The Giotto system is a programming methodology for embedded control systems running on possibly distributed platforms. The Giotto system consists of a time-triggered programming language, a compiler, and a runtime system. Giotto aims at hard real-time applications with periodic behavior.

The Giotto Language and Compiler

The Giotto programming language provides an abstract programmer's model. Giotto strictly separates the platform-independent functionality and timing concerns from platform-dependent scheduling and communication issues. The time-triggered predictability of Giotto makes it particularly suitable for safety-critical applications with hard real-time constraints.

The Runtime System

The runtime system is composed of two virtual machines. The first one is called Embedded Machine (E Machine) and handles the interaction with the environment (reactive). It interprets E code, which supervises the execution of software tasks in response to physical events.
The other one is the Scheduling Machine (S Machine) and handles the interaction with the running platform (proactive). It interprets S code, which specifies the temporal order of task execution. Figure 1 shows how E and S machine interact with the physical environment, software tasks, and hardware platform.

Fig 1. E Machine and S Machine

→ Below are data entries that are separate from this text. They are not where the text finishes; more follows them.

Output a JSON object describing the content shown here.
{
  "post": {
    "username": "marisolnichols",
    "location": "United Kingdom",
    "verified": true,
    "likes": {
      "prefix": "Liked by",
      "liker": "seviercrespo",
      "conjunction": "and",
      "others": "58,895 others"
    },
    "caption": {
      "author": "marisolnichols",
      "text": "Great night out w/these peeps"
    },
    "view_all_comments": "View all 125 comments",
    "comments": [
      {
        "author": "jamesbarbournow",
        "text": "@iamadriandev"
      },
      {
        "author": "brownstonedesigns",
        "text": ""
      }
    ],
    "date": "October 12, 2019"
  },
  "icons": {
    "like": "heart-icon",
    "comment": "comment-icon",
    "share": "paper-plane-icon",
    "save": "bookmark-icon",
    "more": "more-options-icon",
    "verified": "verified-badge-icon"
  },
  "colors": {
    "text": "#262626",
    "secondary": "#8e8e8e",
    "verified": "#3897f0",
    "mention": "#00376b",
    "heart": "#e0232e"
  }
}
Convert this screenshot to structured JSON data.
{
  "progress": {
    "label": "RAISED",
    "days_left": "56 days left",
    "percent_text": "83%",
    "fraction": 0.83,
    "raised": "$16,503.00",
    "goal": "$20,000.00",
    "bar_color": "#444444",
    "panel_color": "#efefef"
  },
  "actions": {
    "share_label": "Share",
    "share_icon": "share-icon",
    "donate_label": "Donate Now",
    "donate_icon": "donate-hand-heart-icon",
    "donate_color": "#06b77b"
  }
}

The Giotto project has been supported by the Air Force Office of Scientific Research, by the California MICRO program, by DARPA, by the National Science Foundation, and by Wind River Systems.